2. The method according to claim 1, wherein the first metal-impregnated ceramic fired body comprises one or two or more protrusions formed by the metal protruding on a surface.

3. The method according to claim 1, wherein a maximum temperature during the reheating in the preparation step 2 is higher than a maximum temperature during the heating in the preparation step 1.

4. The method according to claim 1, wherein a pressure of an ambient gas during the reheating in the preparation step 2 is lower than a pressure of the ambient gas during the heating in the preparation step 1.

5. The method according to claim 1, wherein the preparation step 2 comprises reheating the first metal-impregnated ceramic fired body while bringing an absorbent into contact with the first metal-impregnated ceramic fired body, thereby causing the absorbent to absorb the metal impregnated in the first metal-impregnated ceramic fired body.

6. The manufacturing method according to claim 5, wherein the absorbent is porous.

7. The method according to claim 5, wherein the reheating in the preparation step 2 is performed with the absorbent placed on and/or under the first metal-impregnated ceramic fired body.

8. The method according to claim 5, wherein the absorbent contains 80% by mass or more in total of one or more selected from silicon carbide, carbon, and ceramic materials contained in the ceramic formed body.

9. The method according to claim 1, wherein the ceramic formed body comprises a honeycomb structure portion having an outer peripheral wall and partition walls disposed on an inner peripheral side of the outer peripheral wall and partitioning a plurality of cells forming flow paths from one end surface to another end surface.
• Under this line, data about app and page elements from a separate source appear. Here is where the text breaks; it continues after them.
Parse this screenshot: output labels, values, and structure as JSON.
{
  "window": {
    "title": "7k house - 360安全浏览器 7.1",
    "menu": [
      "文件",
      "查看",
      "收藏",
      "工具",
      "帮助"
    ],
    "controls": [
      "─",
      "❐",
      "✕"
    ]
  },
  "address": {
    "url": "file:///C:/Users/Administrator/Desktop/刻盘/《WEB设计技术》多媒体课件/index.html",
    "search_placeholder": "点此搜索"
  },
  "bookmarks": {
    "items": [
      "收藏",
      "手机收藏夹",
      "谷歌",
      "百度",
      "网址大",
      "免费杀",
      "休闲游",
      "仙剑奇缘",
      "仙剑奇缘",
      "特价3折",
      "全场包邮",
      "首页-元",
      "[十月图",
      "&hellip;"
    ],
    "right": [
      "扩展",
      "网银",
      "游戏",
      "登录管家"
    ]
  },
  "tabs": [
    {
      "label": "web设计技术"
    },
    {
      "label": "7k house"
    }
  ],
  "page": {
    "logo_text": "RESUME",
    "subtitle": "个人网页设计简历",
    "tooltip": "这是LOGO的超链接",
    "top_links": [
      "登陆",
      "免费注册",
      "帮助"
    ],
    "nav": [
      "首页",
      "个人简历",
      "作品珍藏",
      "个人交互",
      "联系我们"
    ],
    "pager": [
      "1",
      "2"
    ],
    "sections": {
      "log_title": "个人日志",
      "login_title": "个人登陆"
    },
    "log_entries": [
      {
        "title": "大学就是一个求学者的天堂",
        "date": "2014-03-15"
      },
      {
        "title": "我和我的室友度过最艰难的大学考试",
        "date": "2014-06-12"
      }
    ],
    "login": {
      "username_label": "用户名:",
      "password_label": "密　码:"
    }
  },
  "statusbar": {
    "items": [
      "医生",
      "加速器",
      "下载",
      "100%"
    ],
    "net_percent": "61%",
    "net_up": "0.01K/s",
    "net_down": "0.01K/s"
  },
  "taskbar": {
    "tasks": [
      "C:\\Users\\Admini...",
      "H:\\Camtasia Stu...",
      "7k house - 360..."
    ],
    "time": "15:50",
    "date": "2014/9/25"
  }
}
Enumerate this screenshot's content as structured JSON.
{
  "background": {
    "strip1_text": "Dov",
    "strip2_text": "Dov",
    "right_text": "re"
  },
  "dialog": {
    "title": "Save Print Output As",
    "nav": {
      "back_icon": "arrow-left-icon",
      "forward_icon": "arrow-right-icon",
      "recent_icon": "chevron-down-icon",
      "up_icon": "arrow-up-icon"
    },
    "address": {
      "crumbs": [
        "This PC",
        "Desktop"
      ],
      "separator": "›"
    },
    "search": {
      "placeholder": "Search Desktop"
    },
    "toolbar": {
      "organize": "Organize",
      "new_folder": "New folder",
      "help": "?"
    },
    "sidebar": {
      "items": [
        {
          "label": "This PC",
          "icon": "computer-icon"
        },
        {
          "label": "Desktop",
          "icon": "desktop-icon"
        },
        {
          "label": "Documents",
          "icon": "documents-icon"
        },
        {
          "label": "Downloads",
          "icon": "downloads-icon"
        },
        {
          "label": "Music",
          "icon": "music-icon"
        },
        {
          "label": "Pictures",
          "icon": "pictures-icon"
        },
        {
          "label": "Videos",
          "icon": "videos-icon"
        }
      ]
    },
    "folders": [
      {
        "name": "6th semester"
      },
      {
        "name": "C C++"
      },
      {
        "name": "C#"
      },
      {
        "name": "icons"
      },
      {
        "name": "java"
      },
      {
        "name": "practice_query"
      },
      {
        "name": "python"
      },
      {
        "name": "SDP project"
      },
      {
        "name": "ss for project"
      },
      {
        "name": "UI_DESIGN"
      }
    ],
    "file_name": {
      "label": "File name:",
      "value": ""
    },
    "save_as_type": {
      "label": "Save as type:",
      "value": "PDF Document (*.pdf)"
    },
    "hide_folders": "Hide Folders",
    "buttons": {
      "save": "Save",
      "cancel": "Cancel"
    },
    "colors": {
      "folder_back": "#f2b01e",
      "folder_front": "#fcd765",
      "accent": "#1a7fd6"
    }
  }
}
10. The method according to claim 1, wherein the ceramic formed body contains silicon carbide, and the metal contains metallic silicon.

11. The method according to claim 1, wherein the metal-impregnated ceramic fired body is a heat exchanger.

12. The method according to claim 1, wherein the metal-impregnated ceramic fired body has a porosity of 30% or less.

Patent History
Publication number: 20240190783
Type: Application
Filed: Nov 20, 2023
Publication Date: Jun 13, 2024
Applicants: NGK INSULATORS, LTD. (Nagoya-City), NGKADREC COMPANY (Mitake-Cho)
Inventors: Sora GOTO (Komaki-Shi), Shuhei KUNO (Komaki-Shi), Hiroomi MATSUBA (Mizunami-Shi)
Application Number: 18/514,087
Classifications
International Classification: C04B 41/88 (20060101); C04B 35/565 (20060101); C04B 41/00 (20060101); C04B 41/51 (20060101);